→ WORK REQUEST
Exact reproduction of all the entries is required, without any of their pictures.

→ DATA TO USE
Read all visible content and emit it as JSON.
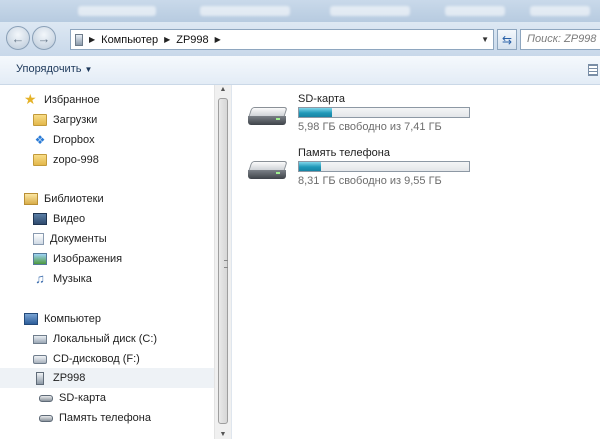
{
  "address_bar": {
    "crumbs": [
      "Компьютер",
      "ZP998"
    ],
    "search_placeholder": "Поиск: ZP998"
  },
  "toolbar": {
    "organize_label": "Упорядочить"
  },
  "sidebar": {
    "favorites": {
      "label": "Избранное",
      "items": [
        "Загрузки",
        "Dropbox",
        "zopo-998"
      ]
    },
    "libraries": {
      "label": "Библиотеки",
      "items": [
        "Видео",
        "Документы",
        "Изображения",
        "Музыка"
      ]
    },
    "computer": {
      "label": "Компьютер",
      "items": [
        "Локальный диск (C:)",
        "CD-дисковод (F:)",
        "ZP998"
      ],
      "selected": "ZP998",
      "subitems": [
        "SD-карта",
        "Память телефона"
      ]
    }
  },
  "drives": [
    {
      "name": "SD-карта",
      "free_text": "5,98 ГБ свободно из 7,41 ГБ",
      "used_fraction": 0.193
    },
    {
      "name": "Память телефона",
      "free_text": "8,31 ГБ свободно из 9,55 ГБ",
      "used_fraction": 0.13
    }
  ],
  "colors": {
    "bar_fill": "#1f98b8",
    "nav_gradient_top": "#dde8f3",
    "selected_bg": "#eef2f6"
  }
}
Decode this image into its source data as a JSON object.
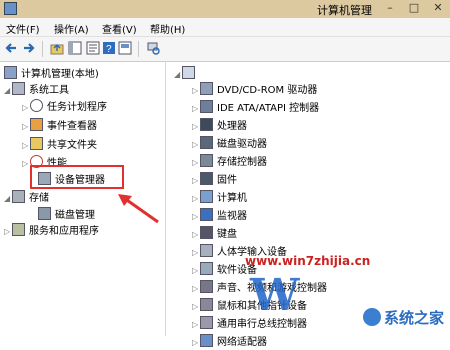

→ THE ANSWER
Read all visible content and emit it as JSON.
{
  "address_bar": {
    "crumbs": [
      "Компьютер",
      "ZP998"
    ],
    "search_placeholder": "Поиск: ZP998"
  },
  "toolbar": {
    "organize_label": "Упорядочить"
  },
  "sidebar": {
    "favorites": {
      "label": "Избранное",
      "items": [
        "Загрузки",
        "Dropbox",
        "zopo-998"
      ]
    },
    "libraries": {
      "label": "Библиотеки",
      "items": [
        "Видео",
        "Документы",
        "Изображения",
        "Музыка"
      ]
    },
    "computer": {
      "label": "Компьютер",
      "items": [
        "Локальный диск (C:)",
        "CD-дисковод (F:)",
        "ZP998"
      ],
      "selected": "ZP998",
      "subitems": [
        "SD-карта",
        "Память телефона"
      ]
    }
  },
  "drives": [
    {
      "name": "SD-карта",
      "free_text": "5,98 ГБ свободно из 7,41 ГБ",
      "used_fraction": 0.193
    },
    {
      "name": "Память телефона",
      "free_text": "8,31 ГБ свободно из 9,55 ГБ",
      "used_fraction": 0.13
    }
  ],
  "colors": {
    "bar_fill": "#1f98b8",
    "nav_gradient_top": "#dde8f3",
    "selected_bg": "#eef2f6"
  }
}
Decode this image into its source data as a JSON object.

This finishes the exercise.